Remember, this man teaches economics in a British university.

Isn’t this an interesting thought?

The claim that Corbyn threatens business is nonsense. He plans a government that will spend to invest. That is unambiguously good for business, and it pays for itself by delivering productivity growth, higher wages and so more taxes. Only a banker could fail to understand that.

Or anyone who notes that 300 years of government investment hasn’t managed to pay off the national debt……

” Just as current wealth inequality is unambiguously harmful,”

Proof please? Swedish wealth inequality is higher than our. Is that harmful?

Well done to the Senior Lecturer here

A chapter in a book based upon this:

All are extraordinary suggestions for extraordinary times. Economic, policy and intellectual elites of a variety of stripes are deeply concerned and troubled.
The common thread is demand deficiency. As Yanis Varoufakis has noted there is a shortfall in investment, particularly in the things we need most such as environmentally friendly sustainable new technologies, infrastructure projects and research and development, all of which suffer from progressively shortening financial time horizons. The consequence is that investment in the very things that do most to generate productivity, growth and meaningful long term work, are at risk in an age of asset management.

Too little investment is a demand deficiency now, is it?

The very simple solution to the Irish Brexit problem. We all lie through our teeth

A Mr. Murphy opines:

The result is, though, that at present it is very hard to see what progress there can now be on any talks with the EU. Liam Fox says we will leave the customs union and single market, as a matter of fact. And as a matter of fact that requires a hard border between the Republic and Northern Ireland.

But as a matter of fact the DUP says it will not have that border.

And in reality it is perfectly obvious that such a border is not deliverable. Three hundred road crossings and the lack of any physical sign of where the border might be along most of its length makes that obvious.

Just as it is obvious that the DUP demand that Northern Ireland have no special status different from the rest of the UK is in any way consistent with the demand for no border with the Republic.

These are, to be blunt, issues that cannot be resolved by any amount of negotiation. There is no such thing as a non-border when the whole point of Brexit was that there should be one. And yet there is no way there can be a hard border. And there is no way there can be the arrangement the DUP demands.

And nor is there any way that border controls on flights and ferry crossings between the North and the rest of the UK cannot happen in future if there is no border between the Republic and the North, as the DUP demand. Like it or not that’s because without controls between the North and the rest of the UK in that situation there would be no border for migration between the EU and the UK. In other words the DUP simply cannot say borders are unacceptable anywhere and leave Brexit in any sense meaningful in the eyes of all those who voted for it because they thought migration the issue it was meant to control.

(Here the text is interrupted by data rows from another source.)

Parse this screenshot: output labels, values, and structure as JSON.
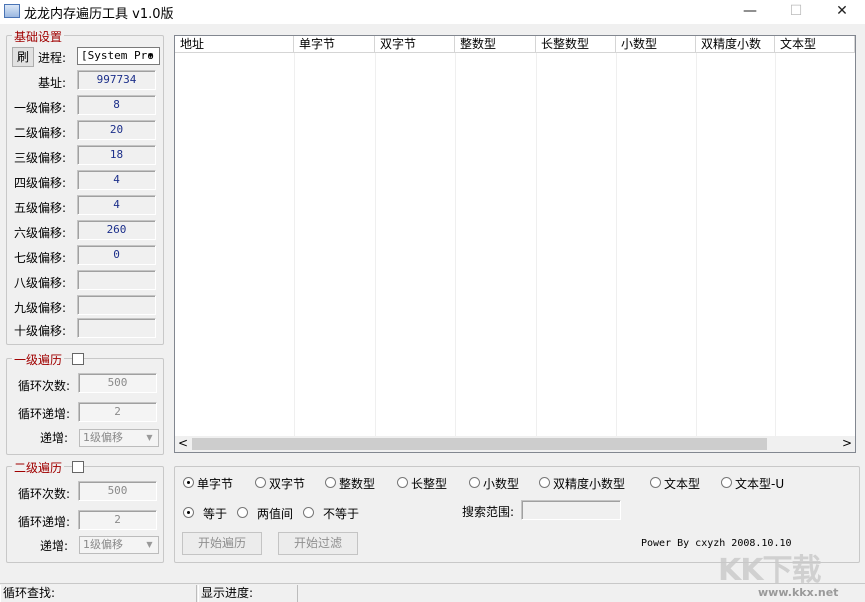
{
  "window": {
    "title": "龙龙内存遍历工具 v1.0版",
    "minimize": "—",
    "maximize": "☐",
    "close": "✕"
  },
  "base_settings": {
    "group_title": "基础设置",
    "refresh_button": "刷",
    "process_label": "进程:",
    "process_value": "[System Pro",
    "base_label": "基址:",
    "base_value": "997734",
    "offsets": [
      {
        "label": "一级偏移:",
        "value": "8"
      },
      {
        "label": "二级偏移:",
        "value": "20"
      },
      {
        "label": "三级偏移:",
        "value": "18"
      },
      {
        "label": "四级偏移:",
        "value": "4"
      },
      {
        "label": "五级偏移:",
        "value": "4"
      },
      {
        "label": "六级偏移:",
        "value": "260"
      },
      {
        "label": "七级偏移:",
        "value": "0"
      },
      {
        "label": "八级偏移:",
        "value": ""
      },
      {
        "label": "九级偏移:",
        "value": ""
      },
      {
        "label": "十级偏移:",
        "value": ""
      }
    ]
  },
  "level1": {
    "group_title": "一级遍历",
    "loop_count_label": "循环次数:",
    "loop_count": "500",
    "loop_step_label": "循环递增:",
    "loop_step": "2",
    "increment_label": "递增:",
    "increment_value": "1级偏移"
  },
  "level2": {
    "group_title": "二级遍历",
    "loop_count_label": "循环次数:",
    "loop_count": "500",
    "loop_step_label": "循环递增:",
    "loop_step": "2",
    "increment_label": "递增:",
    "increment_value": "1级偏移"
  },
  "results": {
    "columns": [
      "地址",
      "单字节",
      "双字节",
      "整数型",
      "长整数型",
      "小数型",
      "双精度小数",
      "文本型"
    ],
    "rows": [],
    "scroll_left": "<",
    "scroll_right": ">"
  },
  "search": {
    "types": [
      "单字节",
      "双字节",
      "整数型",
      "长整型",
      "小数型",
      "双精度小数型",
      "文本型",
      "文本型-U"
    ],
    "selected_type": "单字节",
    "compare": [
      "等于",
      "两值间",
      "不等于"
    ],
    "selected_compare": "等于",
    "range_label": "搜索范围:",
    "range_value": "",
    "start_traverse": "开始遍历",
    "start_filter": "开始过滤",
    "credit": "Power By cxyzh 2008.10.10"
  },
  "status": {
    "loop_search": "循环查找:",
    "progress": "显示进度:"
  },
  "watermark": {
    "brand": "KK下载",
    "url": "www.kkx.net"
  },
  "colors": {
    "group_title": "#a00000",
    "field_text": "#1c2f8a",
    "disabled_text": "#8f8f8f"
  }
}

What this means is that, like it or not, the Irish question is now at the core of the Brexit debate. And nor can it be deferred. No trade deal overcomes it, most especially if the UK is adamant about leaving the customs union and single market. Any such departure leaves both the Republic and the DUP in impossible situations. And that leaves not just the UK government in an impossible situation, but also without a majority since it is dependent upon the DUP for that. It leaves us, then, without a government at all.

As a result the fact is that the 2016 Brexit vote may have been as significant an issue for Ireland and the rest of the UK as the 1916 rising, one hundred years earlier. And in both cases, and just a few years later, a solution to a border issue has to be found or the consequences will, I fear, be very long lasting indeed.

The solution is simplicity itself.


The big lie, truly monstrous.

Sure and now isn’t that a hard border? Can’t yez see the signs insisting that if you cross it you must check in with the nearest constabulary or you’re being a very bad boy indeed? And why wouldn’t that be enough for yez? And sure we’ll do some checks on the gombeen men as well.

And then tell everyone else to fuck off, right royally.